What a great Tour de France! I don’t think I have been this consumed with a sporting event since England won the FIFA World Cup in 1966. What a great thing for the sport of cycle racing in Australia.
On Saturday I had to forgo my usual bike ride to watch the final time trial. Like most I expected Cadel Evans to take it, but thought it would be close. I didn’t expect Evans to bury the Schlecks by a minute and a half.
A fitting ending; anything less than a win by Cadel Evans would have been an injustice. He had never been less than fourth in the General Classification from the very start of the race, and he had fought every inch of the way.
Not to take anything away from Andy Schleck’s brilliant solo ride in Thursday’s 18th Stage to win on the Col du Galibier, but Evens fought back with no help from anyone, and dragged Frank Schleck up the mountain to a podium place.
No one can fault Frank Schleck for not helping to chase down his brother, but I would have liked to have seen him attack earlier on the final climb instead of a final kilometer sprint for second place. By attack I mean an all out commitment, not just a 200 yard sprint, then look round type of play that we saw earlier in the Pyrenees.
Defensive riding or defensive play in any sport may be a sound tactical way to win, but for the fans, the people watching, it is boring. And ultimately it is the fans who finance all sport either directly or by supporting the sponsors by buying their products and services.
It was great to see Alberto Contador prove he was human after all and completely crack on the Galibier, but what was even greater was to see him come back the following day, with nothing to lose, and attack from the start of the first climb.
He went all out for the stage win, but only managed third spot in the end. This was okay in my book; he gave his all, and accepted defeat without regrets or complaints. He even had enough energy to give a fan a right hander as he neared the top of L’Alp d’Huez. (Picture below.)
It seems to me that cycle racing and in particular the Tour de France is the chosen spectator sport of the European version of the Red Neck. This loser goes to all the trouble to dress up as a fake doctor; then waits on a mountain top for hours for Contador to come by.
Then he gets in Alberto’s face in some kind of anti-doping protest, and all he gets for his effort is a smack in the gob. Does one brag about that after? ”I got punched in the mouth by Alberto Contador.” Or does one keep quiet and hope no one recognizes you?
I would think these fans keep the whole French camping vehicle industry employed full time.
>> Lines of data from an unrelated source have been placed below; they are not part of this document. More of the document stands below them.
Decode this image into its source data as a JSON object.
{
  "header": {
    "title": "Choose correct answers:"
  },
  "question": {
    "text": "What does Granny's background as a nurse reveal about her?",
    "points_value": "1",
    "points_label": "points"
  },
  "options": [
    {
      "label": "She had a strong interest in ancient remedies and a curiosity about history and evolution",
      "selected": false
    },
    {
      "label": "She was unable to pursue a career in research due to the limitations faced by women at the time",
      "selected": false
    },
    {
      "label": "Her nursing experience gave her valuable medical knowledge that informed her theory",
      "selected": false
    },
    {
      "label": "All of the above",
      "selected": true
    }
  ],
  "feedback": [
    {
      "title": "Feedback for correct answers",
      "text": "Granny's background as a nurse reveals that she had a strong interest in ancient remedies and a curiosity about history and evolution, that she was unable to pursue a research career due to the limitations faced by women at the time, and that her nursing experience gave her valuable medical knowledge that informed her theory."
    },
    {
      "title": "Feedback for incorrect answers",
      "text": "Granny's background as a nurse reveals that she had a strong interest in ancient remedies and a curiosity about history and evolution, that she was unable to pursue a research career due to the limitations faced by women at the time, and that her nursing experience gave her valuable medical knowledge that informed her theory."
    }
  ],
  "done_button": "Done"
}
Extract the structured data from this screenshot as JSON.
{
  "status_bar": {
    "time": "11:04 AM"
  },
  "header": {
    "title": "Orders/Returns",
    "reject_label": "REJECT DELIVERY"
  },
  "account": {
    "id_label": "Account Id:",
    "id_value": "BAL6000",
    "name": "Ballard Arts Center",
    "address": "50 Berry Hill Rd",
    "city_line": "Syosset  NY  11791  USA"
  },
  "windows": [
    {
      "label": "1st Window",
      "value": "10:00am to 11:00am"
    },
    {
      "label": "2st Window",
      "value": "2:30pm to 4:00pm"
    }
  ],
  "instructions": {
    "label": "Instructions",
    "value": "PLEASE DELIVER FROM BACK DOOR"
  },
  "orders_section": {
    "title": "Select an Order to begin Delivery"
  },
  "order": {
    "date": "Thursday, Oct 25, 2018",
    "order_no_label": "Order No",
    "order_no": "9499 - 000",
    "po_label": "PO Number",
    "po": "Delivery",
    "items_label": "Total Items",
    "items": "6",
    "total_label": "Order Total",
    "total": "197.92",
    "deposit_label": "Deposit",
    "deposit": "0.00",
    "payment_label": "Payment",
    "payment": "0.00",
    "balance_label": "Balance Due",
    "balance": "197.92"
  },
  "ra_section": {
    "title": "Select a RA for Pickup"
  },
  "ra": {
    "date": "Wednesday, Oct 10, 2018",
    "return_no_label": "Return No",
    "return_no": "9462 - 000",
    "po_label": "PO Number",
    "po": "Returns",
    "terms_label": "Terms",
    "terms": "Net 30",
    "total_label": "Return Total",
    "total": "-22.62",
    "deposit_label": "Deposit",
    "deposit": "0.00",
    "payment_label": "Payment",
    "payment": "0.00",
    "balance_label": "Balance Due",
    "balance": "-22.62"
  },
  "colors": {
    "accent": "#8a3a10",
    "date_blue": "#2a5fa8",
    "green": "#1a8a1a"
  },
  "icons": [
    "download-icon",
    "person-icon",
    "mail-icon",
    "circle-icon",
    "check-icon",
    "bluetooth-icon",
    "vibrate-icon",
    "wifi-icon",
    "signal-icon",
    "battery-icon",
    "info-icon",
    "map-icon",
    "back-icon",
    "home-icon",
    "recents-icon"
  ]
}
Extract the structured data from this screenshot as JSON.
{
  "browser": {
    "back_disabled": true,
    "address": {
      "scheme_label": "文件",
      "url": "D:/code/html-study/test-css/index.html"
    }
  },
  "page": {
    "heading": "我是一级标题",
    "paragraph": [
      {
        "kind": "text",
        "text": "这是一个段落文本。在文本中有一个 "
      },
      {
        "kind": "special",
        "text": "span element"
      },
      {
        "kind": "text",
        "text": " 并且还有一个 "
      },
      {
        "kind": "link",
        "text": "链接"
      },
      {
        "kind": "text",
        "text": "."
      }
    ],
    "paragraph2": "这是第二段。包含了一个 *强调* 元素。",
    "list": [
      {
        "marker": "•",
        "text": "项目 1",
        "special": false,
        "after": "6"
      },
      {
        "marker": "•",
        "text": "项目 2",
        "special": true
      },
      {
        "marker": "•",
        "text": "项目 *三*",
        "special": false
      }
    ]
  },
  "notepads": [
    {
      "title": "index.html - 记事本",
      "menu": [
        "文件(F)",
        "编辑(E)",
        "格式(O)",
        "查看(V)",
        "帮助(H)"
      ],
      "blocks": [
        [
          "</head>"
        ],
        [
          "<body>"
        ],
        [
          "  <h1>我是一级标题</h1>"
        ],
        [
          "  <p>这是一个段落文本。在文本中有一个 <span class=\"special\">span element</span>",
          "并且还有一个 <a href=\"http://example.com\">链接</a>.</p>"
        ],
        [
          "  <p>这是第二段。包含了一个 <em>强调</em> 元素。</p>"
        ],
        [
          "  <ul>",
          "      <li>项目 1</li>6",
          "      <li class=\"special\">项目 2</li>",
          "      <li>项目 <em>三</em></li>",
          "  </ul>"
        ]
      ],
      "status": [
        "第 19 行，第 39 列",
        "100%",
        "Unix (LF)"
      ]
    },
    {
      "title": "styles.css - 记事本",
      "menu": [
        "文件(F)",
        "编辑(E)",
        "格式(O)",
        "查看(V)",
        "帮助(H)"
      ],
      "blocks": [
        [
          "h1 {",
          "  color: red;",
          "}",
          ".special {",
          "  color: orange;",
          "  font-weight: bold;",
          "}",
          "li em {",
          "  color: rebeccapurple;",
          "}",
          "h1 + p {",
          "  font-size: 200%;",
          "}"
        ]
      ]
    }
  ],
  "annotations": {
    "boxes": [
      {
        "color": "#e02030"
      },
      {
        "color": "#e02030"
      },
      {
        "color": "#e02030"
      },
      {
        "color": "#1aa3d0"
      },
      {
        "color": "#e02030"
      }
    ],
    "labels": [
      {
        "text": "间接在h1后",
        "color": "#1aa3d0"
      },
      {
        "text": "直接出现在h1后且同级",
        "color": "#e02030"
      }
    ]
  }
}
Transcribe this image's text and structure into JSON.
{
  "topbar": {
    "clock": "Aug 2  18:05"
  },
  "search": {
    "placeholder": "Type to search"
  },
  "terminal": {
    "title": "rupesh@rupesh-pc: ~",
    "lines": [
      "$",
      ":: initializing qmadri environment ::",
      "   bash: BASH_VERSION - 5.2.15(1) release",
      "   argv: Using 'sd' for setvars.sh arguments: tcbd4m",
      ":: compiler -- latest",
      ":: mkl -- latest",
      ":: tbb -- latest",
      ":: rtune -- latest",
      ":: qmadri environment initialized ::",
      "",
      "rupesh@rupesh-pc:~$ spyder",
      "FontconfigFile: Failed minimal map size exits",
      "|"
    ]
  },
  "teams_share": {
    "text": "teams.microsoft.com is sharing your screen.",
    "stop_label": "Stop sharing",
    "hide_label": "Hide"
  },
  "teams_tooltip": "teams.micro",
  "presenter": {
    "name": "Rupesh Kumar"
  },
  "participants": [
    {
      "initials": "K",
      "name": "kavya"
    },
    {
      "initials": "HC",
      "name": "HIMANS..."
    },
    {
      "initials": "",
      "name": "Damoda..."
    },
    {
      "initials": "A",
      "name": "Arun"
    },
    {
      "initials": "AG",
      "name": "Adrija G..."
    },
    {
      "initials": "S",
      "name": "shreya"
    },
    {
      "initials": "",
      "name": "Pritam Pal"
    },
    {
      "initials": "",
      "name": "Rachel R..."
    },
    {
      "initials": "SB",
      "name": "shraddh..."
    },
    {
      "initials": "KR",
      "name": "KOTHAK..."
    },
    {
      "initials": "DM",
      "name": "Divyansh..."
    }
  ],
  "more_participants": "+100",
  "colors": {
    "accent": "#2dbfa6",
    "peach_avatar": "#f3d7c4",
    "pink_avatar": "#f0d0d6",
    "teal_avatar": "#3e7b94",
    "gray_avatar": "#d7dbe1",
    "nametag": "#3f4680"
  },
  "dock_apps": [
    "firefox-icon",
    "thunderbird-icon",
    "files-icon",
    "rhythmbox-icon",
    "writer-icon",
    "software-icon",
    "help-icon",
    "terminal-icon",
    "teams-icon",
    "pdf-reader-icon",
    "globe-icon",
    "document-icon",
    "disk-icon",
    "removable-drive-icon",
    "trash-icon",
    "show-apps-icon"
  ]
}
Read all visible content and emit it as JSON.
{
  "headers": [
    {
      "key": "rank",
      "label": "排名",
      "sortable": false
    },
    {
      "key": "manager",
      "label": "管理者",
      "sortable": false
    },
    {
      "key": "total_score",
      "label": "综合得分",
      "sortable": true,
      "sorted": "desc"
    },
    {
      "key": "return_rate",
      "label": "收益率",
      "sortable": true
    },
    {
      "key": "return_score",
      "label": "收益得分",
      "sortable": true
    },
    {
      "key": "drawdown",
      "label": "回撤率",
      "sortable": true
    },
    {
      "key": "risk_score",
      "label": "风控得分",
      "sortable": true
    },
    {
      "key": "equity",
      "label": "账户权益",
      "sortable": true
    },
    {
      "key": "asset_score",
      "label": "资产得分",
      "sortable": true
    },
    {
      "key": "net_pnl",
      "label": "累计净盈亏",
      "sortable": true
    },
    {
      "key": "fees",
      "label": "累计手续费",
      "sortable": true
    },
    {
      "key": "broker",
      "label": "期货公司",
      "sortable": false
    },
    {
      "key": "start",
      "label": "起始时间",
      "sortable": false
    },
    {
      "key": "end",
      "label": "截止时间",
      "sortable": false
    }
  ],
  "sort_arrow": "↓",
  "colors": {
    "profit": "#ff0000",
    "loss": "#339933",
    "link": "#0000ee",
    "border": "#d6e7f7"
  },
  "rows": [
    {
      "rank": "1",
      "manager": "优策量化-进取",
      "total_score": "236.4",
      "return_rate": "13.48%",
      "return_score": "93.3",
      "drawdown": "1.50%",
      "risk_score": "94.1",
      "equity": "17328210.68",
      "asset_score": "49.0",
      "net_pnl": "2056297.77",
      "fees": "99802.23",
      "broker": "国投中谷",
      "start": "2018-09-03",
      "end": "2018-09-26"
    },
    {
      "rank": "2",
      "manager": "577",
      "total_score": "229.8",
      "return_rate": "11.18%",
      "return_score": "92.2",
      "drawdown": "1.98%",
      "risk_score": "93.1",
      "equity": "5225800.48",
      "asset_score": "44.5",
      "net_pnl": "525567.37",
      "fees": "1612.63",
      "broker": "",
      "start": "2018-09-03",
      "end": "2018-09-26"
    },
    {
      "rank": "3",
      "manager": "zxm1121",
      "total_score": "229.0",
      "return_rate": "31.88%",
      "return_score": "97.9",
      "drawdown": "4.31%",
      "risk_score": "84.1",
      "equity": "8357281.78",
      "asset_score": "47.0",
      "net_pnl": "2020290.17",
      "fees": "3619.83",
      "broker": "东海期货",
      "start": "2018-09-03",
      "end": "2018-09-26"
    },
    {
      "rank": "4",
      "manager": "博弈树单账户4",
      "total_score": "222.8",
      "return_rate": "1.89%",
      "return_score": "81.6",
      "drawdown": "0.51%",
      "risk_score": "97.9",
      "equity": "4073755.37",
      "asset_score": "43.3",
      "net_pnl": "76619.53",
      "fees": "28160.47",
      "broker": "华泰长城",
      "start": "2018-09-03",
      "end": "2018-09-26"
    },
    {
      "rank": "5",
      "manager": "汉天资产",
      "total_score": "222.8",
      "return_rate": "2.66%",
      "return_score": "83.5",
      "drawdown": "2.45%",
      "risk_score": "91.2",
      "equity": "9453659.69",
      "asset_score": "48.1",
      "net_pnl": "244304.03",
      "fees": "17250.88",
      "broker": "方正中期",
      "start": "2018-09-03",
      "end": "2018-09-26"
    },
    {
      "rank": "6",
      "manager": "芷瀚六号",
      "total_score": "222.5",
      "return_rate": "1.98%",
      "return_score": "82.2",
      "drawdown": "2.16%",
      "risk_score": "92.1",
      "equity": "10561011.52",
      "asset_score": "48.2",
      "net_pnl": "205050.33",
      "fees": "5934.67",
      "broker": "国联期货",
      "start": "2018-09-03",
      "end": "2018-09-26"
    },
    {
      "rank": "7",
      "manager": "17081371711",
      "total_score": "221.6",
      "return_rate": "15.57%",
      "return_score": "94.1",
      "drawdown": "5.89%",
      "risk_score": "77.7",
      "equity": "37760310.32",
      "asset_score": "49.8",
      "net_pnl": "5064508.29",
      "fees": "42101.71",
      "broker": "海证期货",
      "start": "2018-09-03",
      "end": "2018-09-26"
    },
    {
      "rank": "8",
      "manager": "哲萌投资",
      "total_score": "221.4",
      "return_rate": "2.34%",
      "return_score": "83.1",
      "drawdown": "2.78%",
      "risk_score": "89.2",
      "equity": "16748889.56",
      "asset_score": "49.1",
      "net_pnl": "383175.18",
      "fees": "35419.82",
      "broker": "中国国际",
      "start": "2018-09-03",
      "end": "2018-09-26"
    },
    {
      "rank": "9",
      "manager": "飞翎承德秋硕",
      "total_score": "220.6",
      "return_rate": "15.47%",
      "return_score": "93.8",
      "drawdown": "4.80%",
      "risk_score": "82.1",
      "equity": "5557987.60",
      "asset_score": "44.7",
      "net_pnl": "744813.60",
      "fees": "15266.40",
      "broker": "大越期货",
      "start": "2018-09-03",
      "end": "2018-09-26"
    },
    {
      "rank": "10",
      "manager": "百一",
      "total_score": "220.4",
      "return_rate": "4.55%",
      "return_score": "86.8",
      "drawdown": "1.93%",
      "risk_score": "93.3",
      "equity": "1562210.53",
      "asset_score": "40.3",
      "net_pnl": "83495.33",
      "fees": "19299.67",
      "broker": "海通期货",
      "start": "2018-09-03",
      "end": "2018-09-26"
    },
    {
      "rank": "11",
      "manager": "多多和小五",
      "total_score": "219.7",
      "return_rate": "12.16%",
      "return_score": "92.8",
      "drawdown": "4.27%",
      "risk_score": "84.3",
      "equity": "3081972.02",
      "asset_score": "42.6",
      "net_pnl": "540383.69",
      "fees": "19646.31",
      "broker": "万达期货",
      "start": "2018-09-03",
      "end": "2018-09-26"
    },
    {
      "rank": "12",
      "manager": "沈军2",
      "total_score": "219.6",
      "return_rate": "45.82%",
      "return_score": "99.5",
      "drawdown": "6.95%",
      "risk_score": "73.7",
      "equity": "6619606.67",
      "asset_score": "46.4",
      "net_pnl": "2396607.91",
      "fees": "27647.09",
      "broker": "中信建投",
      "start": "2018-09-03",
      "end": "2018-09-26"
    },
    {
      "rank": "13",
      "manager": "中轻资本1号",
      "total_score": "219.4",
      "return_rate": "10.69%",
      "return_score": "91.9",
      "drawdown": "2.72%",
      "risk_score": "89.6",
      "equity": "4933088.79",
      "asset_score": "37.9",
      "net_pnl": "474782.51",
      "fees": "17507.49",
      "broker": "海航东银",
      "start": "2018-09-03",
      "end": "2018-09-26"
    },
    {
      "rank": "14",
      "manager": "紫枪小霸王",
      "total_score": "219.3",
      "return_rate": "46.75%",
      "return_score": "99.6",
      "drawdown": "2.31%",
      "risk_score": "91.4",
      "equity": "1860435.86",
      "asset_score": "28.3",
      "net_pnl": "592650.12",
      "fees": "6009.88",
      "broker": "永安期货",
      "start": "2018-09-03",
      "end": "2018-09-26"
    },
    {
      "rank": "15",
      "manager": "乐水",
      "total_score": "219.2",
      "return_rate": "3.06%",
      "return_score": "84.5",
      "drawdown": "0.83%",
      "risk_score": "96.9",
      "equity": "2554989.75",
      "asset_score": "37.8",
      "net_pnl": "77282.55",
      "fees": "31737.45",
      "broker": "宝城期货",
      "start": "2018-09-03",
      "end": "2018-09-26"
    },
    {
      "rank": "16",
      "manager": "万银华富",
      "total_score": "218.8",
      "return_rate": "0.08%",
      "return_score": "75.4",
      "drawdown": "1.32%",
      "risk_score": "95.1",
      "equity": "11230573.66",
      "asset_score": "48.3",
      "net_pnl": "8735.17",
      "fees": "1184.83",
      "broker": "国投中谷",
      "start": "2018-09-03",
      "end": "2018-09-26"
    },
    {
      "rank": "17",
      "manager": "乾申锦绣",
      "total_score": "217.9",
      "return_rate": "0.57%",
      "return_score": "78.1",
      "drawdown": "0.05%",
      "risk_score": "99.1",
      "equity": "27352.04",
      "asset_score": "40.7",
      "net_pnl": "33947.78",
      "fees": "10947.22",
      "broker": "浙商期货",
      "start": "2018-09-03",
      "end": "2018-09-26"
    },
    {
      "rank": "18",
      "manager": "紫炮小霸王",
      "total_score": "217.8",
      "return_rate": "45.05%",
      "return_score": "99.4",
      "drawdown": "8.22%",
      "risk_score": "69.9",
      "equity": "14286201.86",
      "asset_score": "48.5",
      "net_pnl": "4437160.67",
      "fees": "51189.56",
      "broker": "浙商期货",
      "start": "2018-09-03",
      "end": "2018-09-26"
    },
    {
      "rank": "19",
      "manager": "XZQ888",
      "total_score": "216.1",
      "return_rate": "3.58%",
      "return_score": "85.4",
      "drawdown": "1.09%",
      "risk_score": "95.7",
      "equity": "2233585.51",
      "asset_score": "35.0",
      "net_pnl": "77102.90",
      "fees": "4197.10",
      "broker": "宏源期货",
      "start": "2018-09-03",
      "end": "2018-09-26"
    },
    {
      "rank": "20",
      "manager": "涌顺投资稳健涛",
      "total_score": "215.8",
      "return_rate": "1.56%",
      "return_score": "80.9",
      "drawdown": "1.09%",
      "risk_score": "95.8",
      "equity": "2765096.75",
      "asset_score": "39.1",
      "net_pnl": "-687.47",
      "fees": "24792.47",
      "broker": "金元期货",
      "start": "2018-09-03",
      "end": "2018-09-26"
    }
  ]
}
I can’t understand why such companies don’t have a pro team in the Tour.
For sheer guts how about Johnny Hoogerland? After being forced off the road by a French TV vehicle and thrown into a barbed wire fence; he not only finished the stage, by went on to be featured in other later break-aways. When interviewed about the incident, he said, “It was just an accident, at least I’m not dead like Wouter Weylandt.”
French rider Jeremy Roy got the most combative rider award; he was involved in every single break in this year’s race. (Amazing.)
Who can forget Thor Hushovd’s two wins, and the only other Norwegian in the TDF, Edvald Boasson Hagen also won two stages. Philippe Gilbert another rider who is a joy to watch, one of the sport’s great entertainers. Gilbert wore all the Tour’s Jerseys at different times this year; quite a feat
On the day that Tommy Voeckler lost the Yellow Jersey, the French fans had consolation in that Pierre Roland won on L’Alp duHuez beating Sammy Sanchez and Alberto Contador. In doing so he took the “Best Young Rider” Jersey.
I believe the reason we love sports so much is that they mirror the everyday struggles of life; those who take chances are eventually rewarded for their efforts. International sports are “War without tears.” If we lose, nothing is hurt but our national pride.
One small thing spoiling the perfect result of this year’s Tour; if there was any justice Tommy Voeckler would have made third spot on the podium instead of Frank Schleck. However, herein lies another lesson; that life is not always fair.